--- Work item ---
All records below must be retyped exactly.

[Saved entries]
┌──
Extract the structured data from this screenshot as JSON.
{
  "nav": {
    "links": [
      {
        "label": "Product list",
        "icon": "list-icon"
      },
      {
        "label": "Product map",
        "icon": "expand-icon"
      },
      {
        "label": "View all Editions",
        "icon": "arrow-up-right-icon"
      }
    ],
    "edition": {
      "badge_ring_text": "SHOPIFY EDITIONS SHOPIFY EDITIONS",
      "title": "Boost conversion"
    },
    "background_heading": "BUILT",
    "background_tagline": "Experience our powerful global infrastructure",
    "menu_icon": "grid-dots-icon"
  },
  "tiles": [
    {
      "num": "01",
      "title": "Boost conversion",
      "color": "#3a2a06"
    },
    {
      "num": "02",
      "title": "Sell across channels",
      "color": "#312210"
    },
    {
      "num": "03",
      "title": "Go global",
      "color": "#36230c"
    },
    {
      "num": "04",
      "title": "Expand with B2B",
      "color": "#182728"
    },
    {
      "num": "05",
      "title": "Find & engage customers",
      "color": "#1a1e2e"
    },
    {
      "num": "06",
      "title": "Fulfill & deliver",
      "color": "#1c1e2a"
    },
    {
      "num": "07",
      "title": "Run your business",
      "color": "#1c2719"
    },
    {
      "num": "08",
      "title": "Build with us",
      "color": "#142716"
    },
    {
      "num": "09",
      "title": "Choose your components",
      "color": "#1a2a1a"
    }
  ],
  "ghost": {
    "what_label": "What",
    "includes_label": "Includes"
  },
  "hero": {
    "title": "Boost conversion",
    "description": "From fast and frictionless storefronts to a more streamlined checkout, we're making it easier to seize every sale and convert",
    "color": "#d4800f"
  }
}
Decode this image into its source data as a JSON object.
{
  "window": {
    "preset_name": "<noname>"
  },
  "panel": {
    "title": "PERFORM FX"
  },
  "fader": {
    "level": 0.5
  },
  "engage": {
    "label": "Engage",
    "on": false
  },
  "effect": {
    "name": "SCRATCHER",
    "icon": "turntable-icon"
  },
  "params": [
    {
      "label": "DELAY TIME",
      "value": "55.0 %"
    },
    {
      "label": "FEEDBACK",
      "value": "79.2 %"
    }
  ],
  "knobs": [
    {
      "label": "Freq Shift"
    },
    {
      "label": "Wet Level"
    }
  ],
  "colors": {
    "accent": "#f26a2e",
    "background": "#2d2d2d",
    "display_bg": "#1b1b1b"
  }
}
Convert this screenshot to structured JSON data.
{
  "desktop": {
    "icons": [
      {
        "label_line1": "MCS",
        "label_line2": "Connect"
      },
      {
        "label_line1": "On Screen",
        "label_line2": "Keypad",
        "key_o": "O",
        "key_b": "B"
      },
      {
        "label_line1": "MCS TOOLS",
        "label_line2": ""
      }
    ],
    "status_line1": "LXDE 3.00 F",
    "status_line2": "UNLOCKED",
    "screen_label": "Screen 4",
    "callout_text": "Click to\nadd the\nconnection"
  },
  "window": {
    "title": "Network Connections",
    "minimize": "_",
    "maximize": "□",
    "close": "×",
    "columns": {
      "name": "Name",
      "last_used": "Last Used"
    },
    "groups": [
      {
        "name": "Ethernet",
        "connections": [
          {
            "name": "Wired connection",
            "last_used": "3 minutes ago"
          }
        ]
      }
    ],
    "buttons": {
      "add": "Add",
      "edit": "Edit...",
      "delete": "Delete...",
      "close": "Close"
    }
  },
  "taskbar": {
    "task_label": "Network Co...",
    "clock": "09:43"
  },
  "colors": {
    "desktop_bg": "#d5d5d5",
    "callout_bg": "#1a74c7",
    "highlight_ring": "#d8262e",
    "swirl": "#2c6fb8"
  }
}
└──
--- The completed task ---
Extract the structured data from this screenshot as JSON.
{
  "nav": {
    "links": [
      {
        "label": "Product list",
        "icon": "list-icon"
      },
      {
        "label": "Product map",
        "icon": "expand-icon"
      },
      {
        "label": "View all Editions",
        "icon": "arrow-up-right-icon"
      }
    ],
    "edition": {
      "badge_ring_text": "SHOPIFY EDITIONS SHOPIFY EDITIONS",
      "title": "Boost conversion"
    },
    "background_heading": "BUILT",
    "background_tagline": "Experience our powerful global infrastructure",
    "menu_icon": "grid-dots-icon"
  },
  "tiles": [
    {
      "num": "01",
      "title": "Boost conversion",
      "color": "#3a2a06"
    },
    {
      "num": "02",
      "title": "Sell across channels",
      "color": "#312210"
    },
    {
      "num": "03",
      "title": "Go global",
      "color": "#36230c"
    },
    {
      "num": "04",
      "title": "Expand with B2B",
      "color": "#182728"
    },
    {
      "num": "05",
      "title": "Find & engage customers",
      "color": "#1a1e2e"
    },
    {
      "num": "06",
      "title": "Fulfill & deliver",
      "color": "#1c1e2a"
    },
    {
      "num": "07",
      "title": "Run your business",
      "color": "#1c2719"
    },
    {
      "num": "08",
      "title": "Build with us",
      "color": "#142716"
    },
    {
      "num": "09",
      "title": "Choose your components",
      "color": "#1a2a1a"
    }
  ],
  "ghost": {
    "what_label": "What",
    "includes_label": "Includes"
  },
  "hero": {
    "title": "Boost conversion",
    "description": "From fast and frictionless storefronts to a more streamlined checkout, we're making it easier to seize every sale and convert",
    "color": "#d4800f"
  }
}
Decode this image into its source data as a JSON object.
{
  "window": {
    "preset_name": "<noname>"
  },
  "panel": {
    "title": "PERFORM FX"
  },
  "fader": {
    "level": 0.5
  },
  "engage": {
    "label": "Engage",
    "on": false
  },
  "effect": {
    "name": "SCRATCHER",
    "icon": "turntable-icon"
  },
  "params": [
    {
      "label": "DELAY TIME",
      "value": "55.0 %"
    },
    {
      "label": "FEEDBACK",
      "value": "79.2 %"
    }
  ],
  "knobs": [
    {
      "label": "Freq Shift"
    },
    {
      "label": "Wet Level"
    }
  ],
  "colors": {
    "accent": "#f26a2e",
    "background": "#2d2d2d",
    "display_bg": "#1b1b1b"
  }
}
Convert this screenshot to structured JSON data.
{
  "desktop": {
    "icons": [
      {
        "label_line1": "MCS",
        "label_line2": "Connect"
      },
      {
        "label_line1": "On Screen",
        "label_line2": "Keypad",
        "key_o": "O",
        "key_b": "B"
      },
      {
        "label_line1": "MCS TOOLS",
        "label_line2": ""
      }
    ],
    "status_line1": "LXDE 3.00 F",
    "status_line2": "UNLOCKED",
    "screen_label": "Screen 4",
    "callout_text": "Click to\nadd the\nconnection"
  },
  "window": {
    "title": "Network Connections",
    "minimize": "_",
    "maximize": "□",
    "close": "×",
    "columns": {
      "name": "Name",
      "last_used": "Last Used"
    },
    "groups": [
      {
        "name": "Ethernet",
        "connections": [
          {
            "name": "Wired connection",
            "last_used": "3 minutes ago"
          }
        ]
      }
    ],
    "buttons": {
      "add": "Add",
      "edit": "Edit...",
      "delete": "Delete...",
      "close": "Close"
    }
  },
  "taskbar": {
    "task_label": "Network Co...",
    "clock": "09:43"
  },
  "colors": {
    "desktop_bg": "#d5d5d5",
    "callout_bg": "#1a74c7",
    "highlight_ring": "#d8262e",
    "swirl": "#2c6fb8"
  }
}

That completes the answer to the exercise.